(Provided information begins)

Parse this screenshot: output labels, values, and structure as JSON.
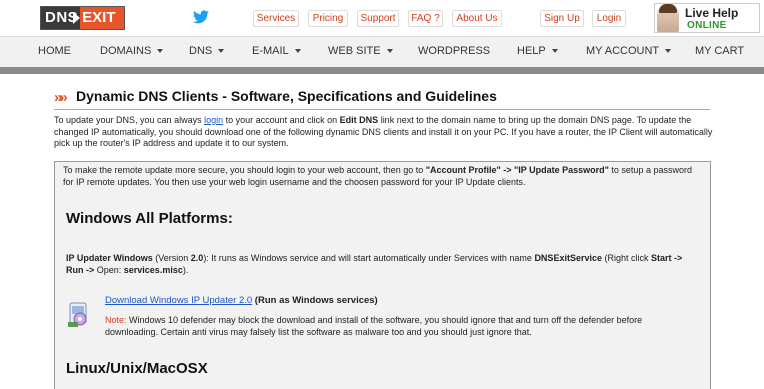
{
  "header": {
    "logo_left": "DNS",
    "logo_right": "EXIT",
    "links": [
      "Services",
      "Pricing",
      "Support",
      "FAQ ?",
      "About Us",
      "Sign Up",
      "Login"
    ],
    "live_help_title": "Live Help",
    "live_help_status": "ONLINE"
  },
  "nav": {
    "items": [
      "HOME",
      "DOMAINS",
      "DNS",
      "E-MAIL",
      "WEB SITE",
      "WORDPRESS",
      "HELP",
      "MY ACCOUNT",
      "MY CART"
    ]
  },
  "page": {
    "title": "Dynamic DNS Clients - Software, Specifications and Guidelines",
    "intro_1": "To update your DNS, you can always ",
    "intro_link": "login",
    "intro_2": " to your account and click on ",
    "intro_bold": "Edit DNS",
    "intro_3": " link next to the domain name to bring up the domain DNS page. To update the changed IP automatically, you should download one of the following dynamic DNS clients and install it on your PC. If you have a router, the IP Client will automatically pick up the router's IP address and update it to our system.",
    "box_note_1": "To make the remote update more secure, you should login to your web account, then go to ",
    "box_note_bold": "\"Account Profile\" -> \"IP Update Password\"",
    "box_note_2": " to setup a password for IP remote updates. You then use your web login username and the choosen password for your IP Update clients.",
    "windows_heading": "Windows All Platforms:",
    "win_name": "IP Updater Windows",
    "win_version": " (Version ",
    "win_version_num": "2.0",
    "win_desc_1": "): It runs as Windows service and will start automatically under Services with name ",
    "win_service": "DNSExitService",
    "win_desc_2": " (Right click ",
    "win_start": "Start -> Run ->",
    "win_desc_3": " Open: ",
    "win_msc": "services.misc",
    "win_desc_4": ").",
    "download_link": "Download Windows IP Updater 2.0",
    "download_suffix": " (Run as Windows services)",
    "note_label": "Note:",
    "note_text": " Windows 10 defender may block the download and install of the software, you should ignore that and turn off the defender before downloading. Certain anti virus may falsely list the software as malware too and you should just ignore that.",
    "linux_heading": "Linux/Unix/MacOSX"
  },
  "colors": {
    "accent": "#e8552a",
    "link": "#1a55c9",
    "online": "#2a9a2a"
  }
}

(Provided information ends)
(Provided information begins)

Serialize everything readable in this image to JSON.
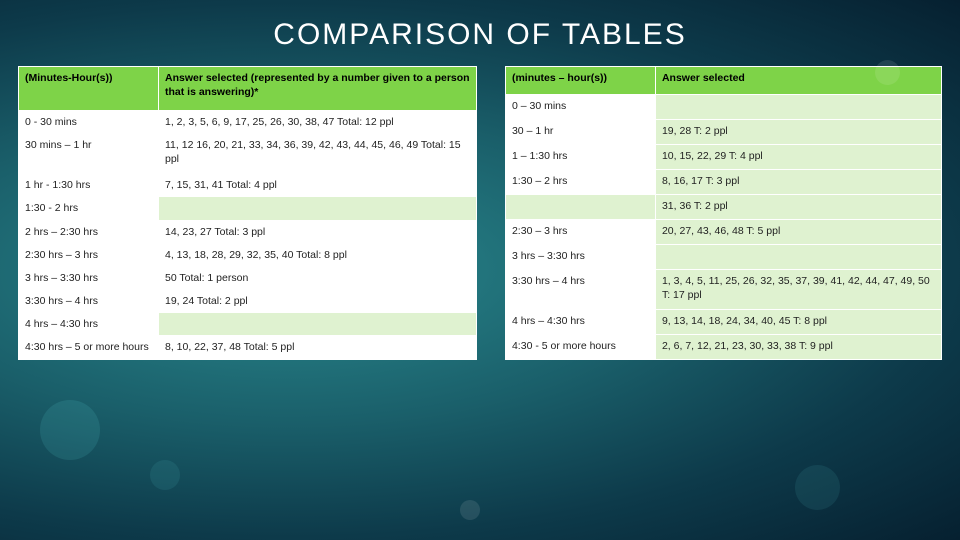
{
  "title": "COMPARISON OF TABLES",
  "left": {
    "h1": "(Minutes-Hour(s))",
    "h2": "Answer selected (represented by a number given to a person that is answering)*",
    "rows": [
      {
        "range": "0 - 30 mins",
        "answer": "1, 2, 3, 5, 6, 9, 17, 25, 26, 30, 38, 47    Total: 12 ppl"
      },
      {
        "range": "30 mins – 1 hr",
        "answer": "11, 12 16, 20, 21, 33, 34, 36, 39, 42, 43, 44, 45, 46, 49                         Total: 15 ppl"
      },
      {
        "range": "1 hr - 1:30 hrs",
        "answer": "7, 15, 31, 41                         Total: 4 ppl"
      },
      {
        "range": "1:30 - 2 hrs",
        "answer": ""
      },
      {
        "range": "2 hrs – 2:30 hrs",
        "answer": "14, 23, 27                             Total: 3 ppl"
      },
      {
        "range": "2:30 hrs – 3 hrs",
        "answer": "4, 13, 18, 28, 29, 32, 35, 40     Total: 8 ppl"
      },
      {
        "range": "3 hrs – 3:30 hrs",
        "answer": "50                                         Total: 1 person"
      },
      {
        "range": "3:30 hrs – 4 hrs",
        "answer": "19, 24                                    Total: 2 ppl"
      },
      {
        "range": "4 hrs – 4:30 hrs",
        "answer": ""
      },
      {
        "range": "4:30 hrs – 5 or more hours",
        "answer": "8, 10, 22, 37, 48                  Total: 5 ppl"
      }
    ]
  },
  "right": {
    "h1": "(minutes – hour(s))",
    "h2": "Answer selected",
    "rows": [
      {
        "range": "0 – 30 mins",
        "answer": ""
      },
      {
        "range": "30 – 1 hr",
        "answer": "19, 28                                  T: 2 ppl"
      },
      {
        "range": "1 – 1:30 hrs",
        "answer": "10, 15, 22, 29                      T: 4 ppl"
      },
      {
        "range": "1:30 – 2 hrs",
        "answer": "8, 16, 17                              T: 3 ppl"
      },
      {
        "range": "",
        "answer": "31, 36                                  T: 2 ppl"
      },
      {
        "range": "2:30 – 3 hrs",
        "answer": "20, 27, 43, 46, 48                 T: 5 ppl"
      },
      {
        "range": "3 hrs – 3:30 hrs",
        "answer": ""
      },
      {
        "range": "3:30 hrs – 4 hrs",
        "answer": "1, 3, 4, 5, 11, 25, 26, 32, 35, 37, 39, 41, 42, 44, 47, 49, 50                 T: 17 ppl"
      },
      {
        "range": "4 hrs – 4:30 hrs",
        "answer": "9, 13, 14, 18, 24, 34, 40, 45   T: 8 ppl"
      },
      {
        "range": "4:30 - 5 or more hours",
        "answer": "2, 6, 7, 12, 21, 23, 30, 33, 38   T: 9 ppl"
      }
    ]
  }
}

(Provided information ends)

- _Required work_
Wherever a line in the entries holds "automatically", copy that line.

- _Output_
    "intro_3": " link next to the domain name to bring up the domain DNS page. To update the changed IP automatically, you should download one of the following dynamic DNS clients and install it on your PC. If you have a router, the IP Client will automatically pick up the router's IP address and update it to our system.",
    "win_desc_1": "): It runs as Windows service and will start automatically under Services with name ",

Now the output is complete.